TORONTO CHUM solidified its position as Canada’s third-largest private broadcaster last week when it inked a deal to acquire Craig Media.
The $200 million deal is of both financial and strategic importance to CHUM because it gives the company a presence in the coveted Alberta market.
A public company controlled by the Waters family, Toronto-based CHUM follows private broadcasters CTV and CanWest Global in size.
CHUM has 30 radio stations, 18 specialty TV channels and eight local TV stations in Toronto, Ottawa, Ontario Vancouver and Victoria.
“It’s important to be larger,” CHUM prexy and CEO Jay Switzer tells Variety. “Conventional television is a tough business. It takes scale and deep pockets.”
In February, Canada’s broadcast regulators denied CHUM a license to operate in Alberta, citing concerns that CHUM’s entry into the market there would negatively impact the incumbent, Craig Media.
The takeover has been widely expected since that time.
Craig and CHUM used to be friends. With CHUM limited to the Toronto area and Craig out west, the two shared a symbiotic programming relationship. Then both moved into an expansion strategy and things started to get nasty.
CHUM won a hotly contested battle for the British Columbia market by launching and taking over stations in Vancouver and Victoria.
Craig trod on CHUM’s toes in 2001 when it teamed up with Viacom to launch MTV Canada and MTV2 as well as TV Land. CHUM owns and operates specialty channels MuchMusic and MuchMoreMusic and has long fought to keep MTV out of Canada.

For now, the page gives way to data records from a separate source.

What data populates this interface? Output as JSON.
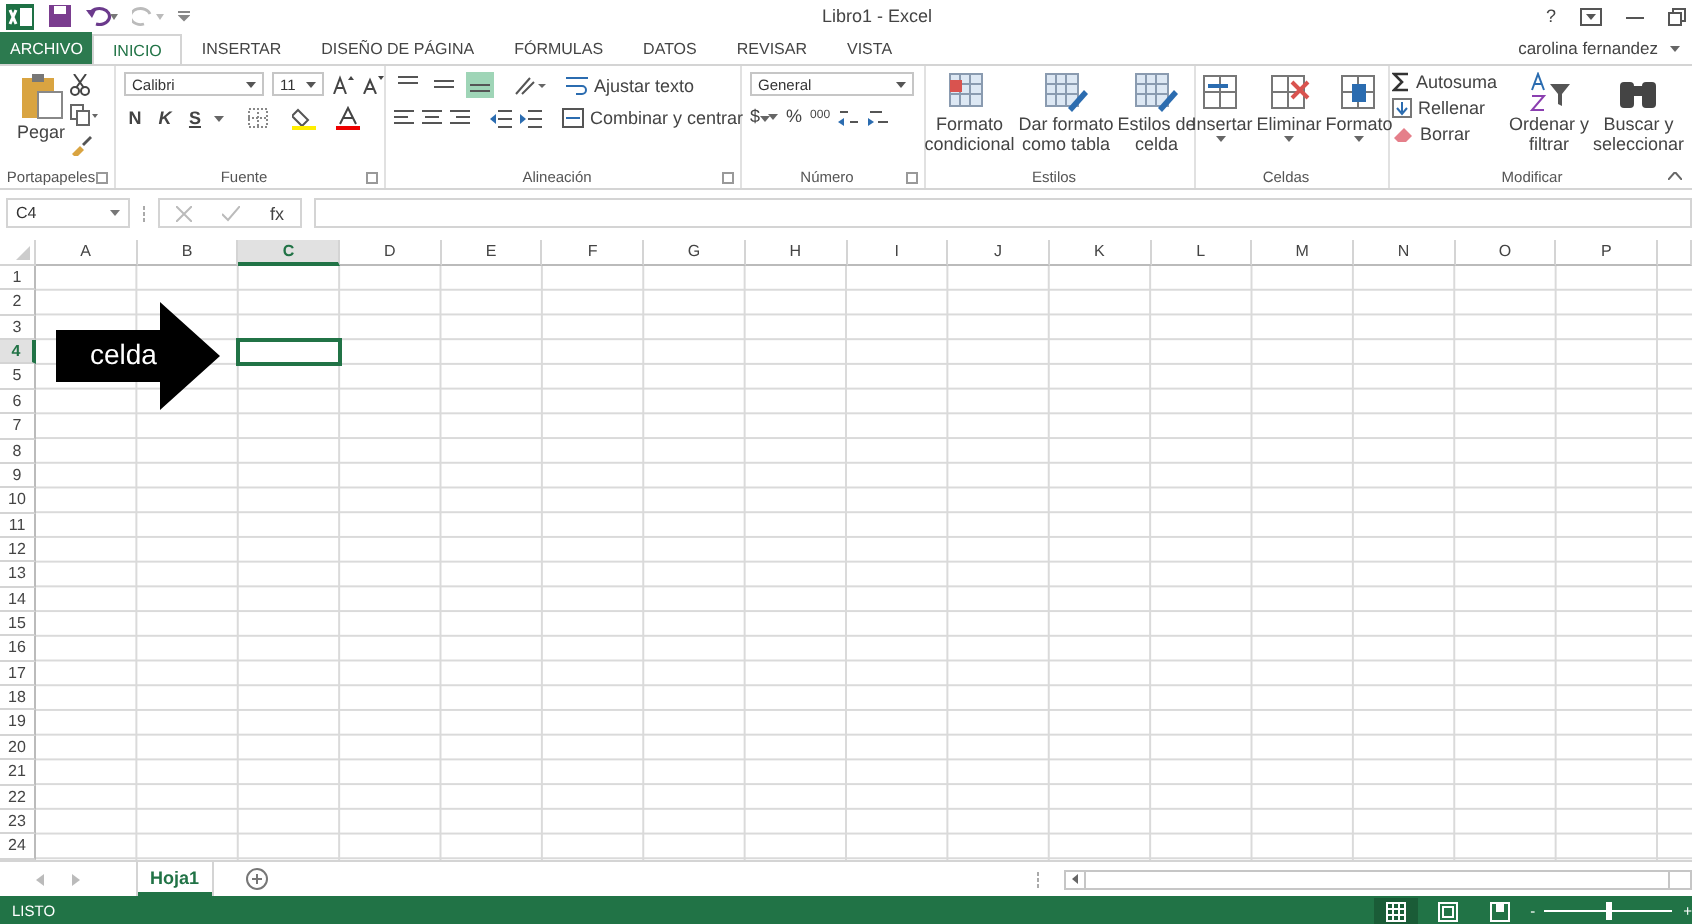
{
  "title_bar": {
    "title": "Libro1 - Excel",
    "help": "?",
    "user": "carolina fernandez"
  },
  "tabs": [
    {
      "label": "ARCHIVO",
      "kind": "file",
      "selected": false
    },
    {
      "label": "INICIO",
      "kind": "tab",
      "selected": true
    },
    {
      "label": "INSERTAR",
      "kind": "tab",
      "selected": false
    },
    {
      "label": "DISEÑO DE PÁGINA",
      "kind": "tab",
      "selected": false
    },
    {
      "label": "FÓRMULAS",
      "kind": "tab",
      "selected": false
    },
    {
      "label": "DATOS",
      "kind": "tab",
      "selected": false
    },
    {
      "label": "REVISAR",
      "kind": "tab",
      "selected": false
    },
    {
      "label": "VISTA",
      "kind": "tab",
      "selected": false
    }
  ],
  "ribbon": {
    "clipboard": {
      "label": "Portapapeles",
      "paste": "Pegar"
    },
    "font": {
      "label": "Fuente",
      "family": "Calibri",
      "size": "11",
      "bold": "N",
      "italic": "K",
      "underline": "S"
    },
    "alignment": {
      "label": "Alineación",
      "vertical_align_buttons": [
        {
          "selected": false
        },
        {
          "selected": false
        },
        {
          "selected": true
        }
      ],
      "wrap": "Ajustar texto",
      "merge": "Combinar y centrar"
    },
    "number": {
      "label": "Número",
      "format": "General",
      "currency": "$",
      "percent": "%",
      "thousands": "000"
    },
    "styles": {
      "label": "Estilos",
      "buttons": [
        "Formato\ncondicional",
        "Dar formato\ncomo tabla",
        "Estilos de\ncelda"
      ]
    },
    "cells": {
      "label": "Celdas",
      "buttons": [
        "Insertar",
        "Eliminar",
        "Formato"
      ]
    },
    "editing": {
      "label": "Modificar",
      "autosum": "Autosuma",
      "fill": "Rellenar",
      "clear": "Borrar",
      "buttons": [
        "Ordenar y\nfiltrar",
        "Buscar y\nseleccionar"
      ]
    }
  },
  "formula_bar": {
    "name_box": "C4",
    "function_label": "fx"
  },
  "columns": [
    {
      "label": "A",
      "selected": false
    },
    {
      "label": "B",
      "selected": false
    },
    {
      "label": "C",
      "selected": true
    },
    {
      "label": "D",
      "selected": false
    },
    {
      "label": "E",
      "selected": false
    },
    {
      "label": "F",
      "selected": false
    },
    {
      "label": "G",
      "selected": false
    },
    {
      "label": "H",
      "selected": false
    },
    {
      "label": "I",
      "selected": false
    },
    {
      "label": "J",
      "selected": false
    },
    {
      "label": "K",
      "selected": false
    },
    {
      "label": "L",
      "selected": false
    },
    {
      "label": "M",
      "selected": false
    },
    {
      "label": "N",
      "selected": false
    },
    {
      "label": "O",
      "selected": false
    },
    {
      "label": "P",
      "selected": false
    }
  ],
  "rows": [
    {
      "label": "1",
      "selected": false
    },
    {
      "label": "2",
      "selected": false
    },
    {
      "label": "3",
      "selected": false
    },
    {
      "label": "4",
      "selected": true
    },
    {
      "label": "5",
      "selected": false
    },
    {
      "label": "6",
      "selected": false
    },
    {
      "label": "7",
      "selected": false
    },
    {
      "label": "8",
      "selected": false
    },
    {
      "label": "9",
      "selected": false
    },
    {
      "label": "10",
      "selected": false
    },
    {
      "label": "11",
      "selected": false
    },
    {
      "label": "12",
      "selected": false
    },
    {
      "label": "13",
      "selected": false
    },
    {
      "label": "14",
      "selected": false
    },
    {
      "label": "15",
      "selected": false
    },
    {
      "label": "16",
      "selected": false
    },
    {
      "label": "17",
      "selected": false
    },
    {
      "label": "18",
      "selected": false
    },
    {
      "label": "19",
      "selected": false
    },
    {
      "label": "20",
      "selected": false
    },
    {
      "label": "21",
      "selected": false
    },
    {
      "label": "22",
      "selected": false
    },
    {
      "label": "23",
      "selected": false
    },
    {
      "label": "24",
      "selected": false
    }
  ],
  "callout": {
    "text": "celda"
  },
  "sheets": [
    {
      "label": "Hoja1",
      "selected": true
    }
  ],
  "status_bar": {
    "text": "LISTO",
    "zoom": {
      "minus": "-",
      "plus": "+",
      "level": 0.5
    }
  }
}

Then Craig won a broadcasting license in the Toronto market — CHUM’s home turf. This outlet, Toronto 1, helped bring Craig down.
The company needed money to finance the launch, and instead of going public, it sold a 19.9% interest in Craig to Providence Equity for $82 million. Toronto 1, which launched in September, has failed to live up to expectations both critically and financially, and Craig is having difficulty keeping up with its financial obligations to Providence Equity. It put itself on the block in January.
Switzer refers to Craig’s operational situation right now as “urgent,” and says it will be able to offer Craig some immediate cost-savings by supplying its western Canadian channels with programming to which CHUM already owns national rights.
The deal has to be greenlit by the Canadian Radio-television and Telecommunications Commission.
CHUM already owns two local channels in the Toronto area, Citytv and theNew VR Barrie. Regulators are expected to balk at CHUM owning a third outlet in the Toronto area, and so CHUM committed to selling Toronto 1 when it announced the deal.
Potential bidders for the channel, which will likely go for around $37 million, include Torstar, Quebecor, Corus and Alliance Atlantis. Torstar is the only one to have publicly expressed interest.
If the transaction is approved, it will give CHUM a local TV presence in five of the six major markets in Canada, with just Montreal missing from the list.
“Our big savings are not with staff,” Switzer says, “but with programming, because we own national rights to all the programs that we license and we produce, and we can use them with no extra cost to us.”
Industryites are predicting that the CHUM/Craig deal could be the first wave of a renewed consolidation push for the industry.